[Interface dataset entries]
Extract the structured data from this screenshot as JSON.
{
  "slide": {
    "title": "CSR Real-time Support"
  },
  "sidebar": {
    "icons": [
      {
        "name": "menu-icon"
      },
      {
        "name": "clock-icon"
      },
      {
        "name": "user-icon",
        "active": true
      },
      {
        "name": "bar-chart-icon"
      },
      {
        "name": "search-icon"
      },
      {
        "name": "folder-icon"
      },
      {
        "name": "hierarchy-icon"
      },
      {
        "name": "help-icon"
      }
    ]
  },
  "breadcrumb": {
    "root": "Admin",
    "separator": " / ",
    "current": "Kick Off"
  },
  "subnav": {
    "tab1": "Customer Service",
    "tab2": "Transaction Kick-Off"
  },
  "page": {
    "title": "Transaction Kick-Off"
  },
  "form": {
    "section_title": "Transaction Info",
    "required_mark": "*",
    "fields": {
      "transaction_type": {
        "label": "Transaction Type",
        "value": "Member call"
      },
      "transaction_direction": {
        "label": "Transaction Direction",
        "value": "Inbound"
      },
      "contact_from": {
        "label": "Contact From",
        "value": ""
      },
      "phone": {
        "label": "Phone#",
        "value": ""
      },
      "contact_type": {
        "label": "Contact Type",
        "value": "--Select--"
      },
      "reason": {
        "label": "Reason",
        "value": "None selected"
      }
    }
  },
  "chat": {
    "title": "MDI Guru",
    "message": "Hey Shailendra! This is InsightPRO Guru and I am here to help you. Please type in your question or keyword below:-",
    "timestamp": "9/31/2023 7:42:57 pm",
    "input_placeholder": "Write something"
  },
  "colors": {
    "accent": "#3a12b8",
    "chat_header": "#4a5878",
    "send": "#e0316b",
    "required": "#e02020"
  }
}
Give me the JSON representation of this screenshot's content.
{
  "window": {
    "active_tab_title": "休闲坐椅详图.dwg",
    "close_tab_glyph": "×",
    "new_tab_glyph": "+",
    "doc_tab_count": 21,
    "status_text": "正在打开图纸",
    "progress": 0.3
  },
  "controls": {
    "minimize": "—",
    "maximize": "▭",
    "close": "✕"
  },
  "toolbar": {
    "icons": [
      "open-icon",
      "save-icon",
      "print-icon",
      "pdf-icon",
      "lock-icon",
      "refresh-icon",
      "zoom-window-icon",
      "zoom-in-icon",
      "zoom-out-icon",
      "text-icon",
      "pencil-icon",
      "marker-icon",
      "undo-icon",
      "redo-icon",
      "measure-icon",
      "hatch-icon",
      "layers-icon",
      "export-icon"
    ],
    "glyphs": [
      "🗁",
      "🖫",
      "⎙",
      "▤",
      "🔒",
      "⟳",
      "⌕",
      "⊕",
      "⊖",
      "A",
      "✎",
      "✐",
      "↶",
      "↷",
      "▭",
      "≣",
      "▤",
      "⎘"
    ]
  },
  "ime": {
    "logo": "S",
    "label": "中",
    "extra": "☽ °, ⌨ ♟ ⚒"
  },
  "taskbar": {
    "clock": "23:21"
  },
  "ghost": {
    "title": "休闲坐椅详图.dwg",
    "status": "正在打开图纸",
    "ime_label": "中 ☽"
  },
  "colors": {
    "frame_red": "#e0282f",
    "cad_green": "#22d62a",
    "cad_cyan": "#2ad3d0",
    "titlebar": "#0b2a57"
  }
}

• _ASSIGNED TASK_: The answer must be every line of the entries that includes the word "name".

• _RESPONSE TO THE EXERCISE_:
        "name": "menu-icon"
        "name": "clock-icon"
        "name": "user-icon",
        "name": "bar-chart-icon"
        "name": "search-icon"
        "name": "folder-icon"
        "name": "hierarchy-icon"
        "name": "help-icon"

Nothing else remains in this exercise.